Thanks in part to a daily cycle commute from her home in Dronfield to her office in Sheffield, Adele is very fit and has lots of stamina. She also has the advantage, as she sees it, of a small, strong frame. Mingma, a Sherpa who has accompanied her on many climbs and has scaled Everest a staggering 14 times, has taken to calling her ‘Diddy’, but he is well aware that she has the ability to tackle peaks that are far from diddy. In 2008, Adele finally got the chance to take on the highest peak of all, when she was assigned by Jagged Globe to act as an Everest guide for anaesthetist Janet Pickett. The pair had an agonizingly long wait for a climbing permit because the Chinese authorities were imposing entry restrictions during the Olympic year. In the end, they got the go-ahead to make the climb that had been the stuff of Adele’s dreams for 34 years.
Adele gave an account of their ascent as part of an inspirational talk to a packed audience at Sheffield’s Lescar Hotel late last year and she added some further details when I met her at the Jagged Globe offices. I learned of the ever-present danger of avalanches, which causes climbers to set out in the early morning before the snow becomes softened by the sun. I could barely bring myself to watch as I saw pictures of Adele and Janet climbing gingerly along B&Q ladders as they crossed ravines and scaled vertical rock faces; I shivered when I heard that they had come across a dead body during their ascent and I celebrated Adele’s achievement when she unveiled photographs taken from the roof of the world at the moment she became the twentieth British woman to reach the top of Everest on 23rd May 2008.
A few months after climbing Everest, Adele went back to Nepal to climb Manaslu, her third 8,000 metres-plus summit within a year.
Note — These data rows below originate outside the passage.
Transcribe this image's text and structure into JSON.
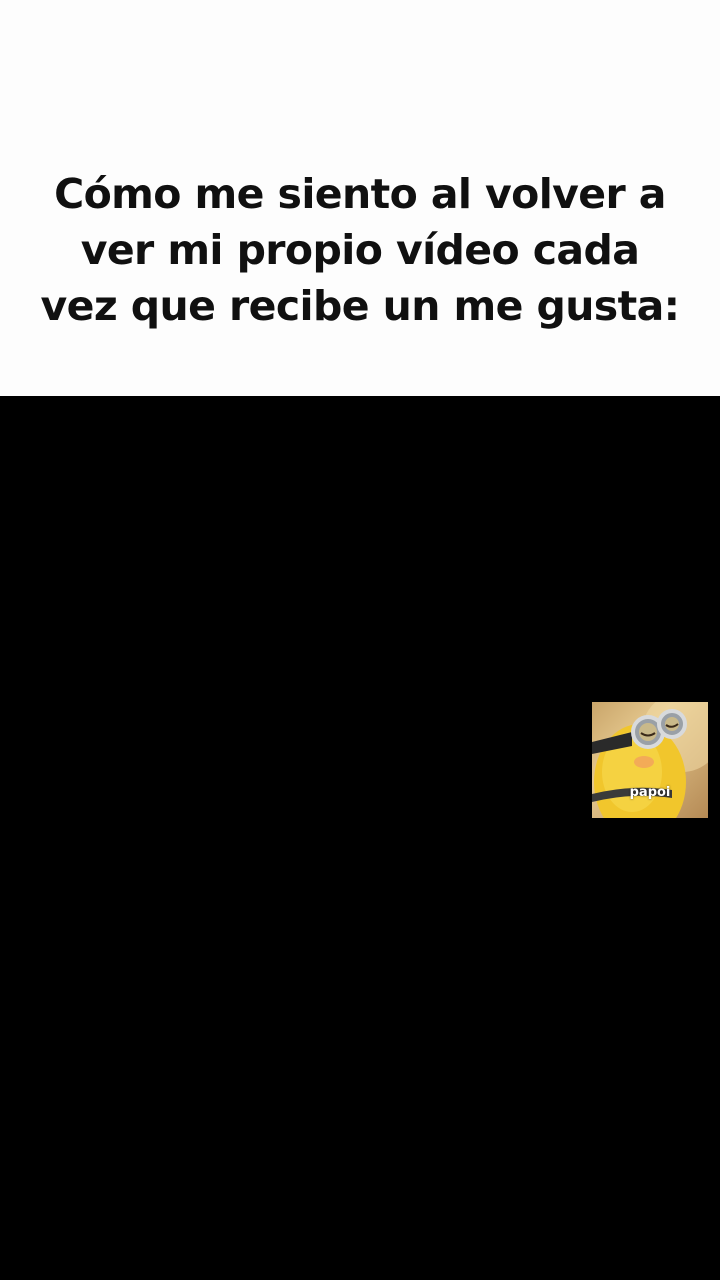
{
  "caption": {
    "text": "Cómo me siento al volver a ver mi propio vídeo cada vez que recibe un me gusta:"
  },
  "sticker": {
    "label": "papoi",
    "icon": "minion-icon"
  },
  "colors": {
    "caption_background": "#fdfdfd",
    "caption_text": "#101010",
    "video_background": "#000000"
  }
}
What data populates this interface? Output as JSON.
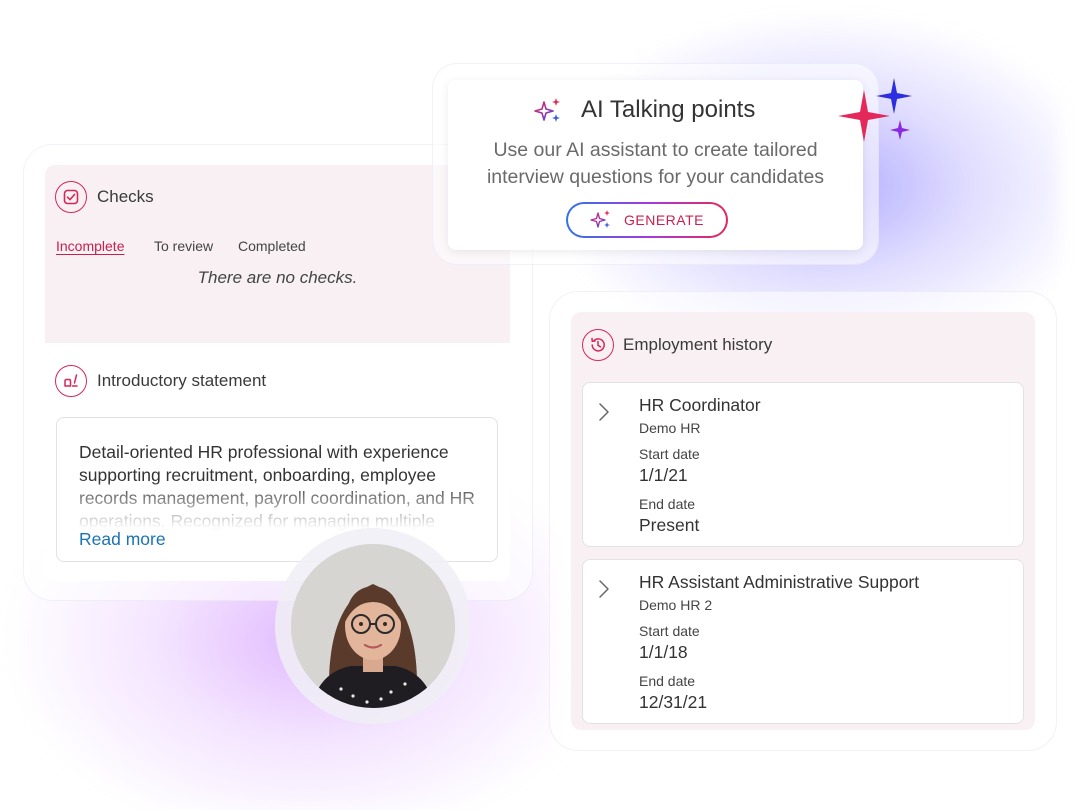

At one stage during the successful ascent, her party spent ten hours climbing through an ice storm only to be beaten back by the weather. On the following day, they set out again and spent twelve hours climbing exactly the same terrain. It’s exactly this sort of determination that allowed Adele to return to the world’s highest peaks after her terrible accident in 1999 and made her resolve to climb Everest one day in response to being lost on Snowdon as a six-year-old.
Adele Pennington is based at Jagged Globe (0845 545 8848; www.jagged-globe.co.uk), which organizes expeditions to the world’s highest mountain ranges. She is available to give illustrated talks about her mountaineering experiences.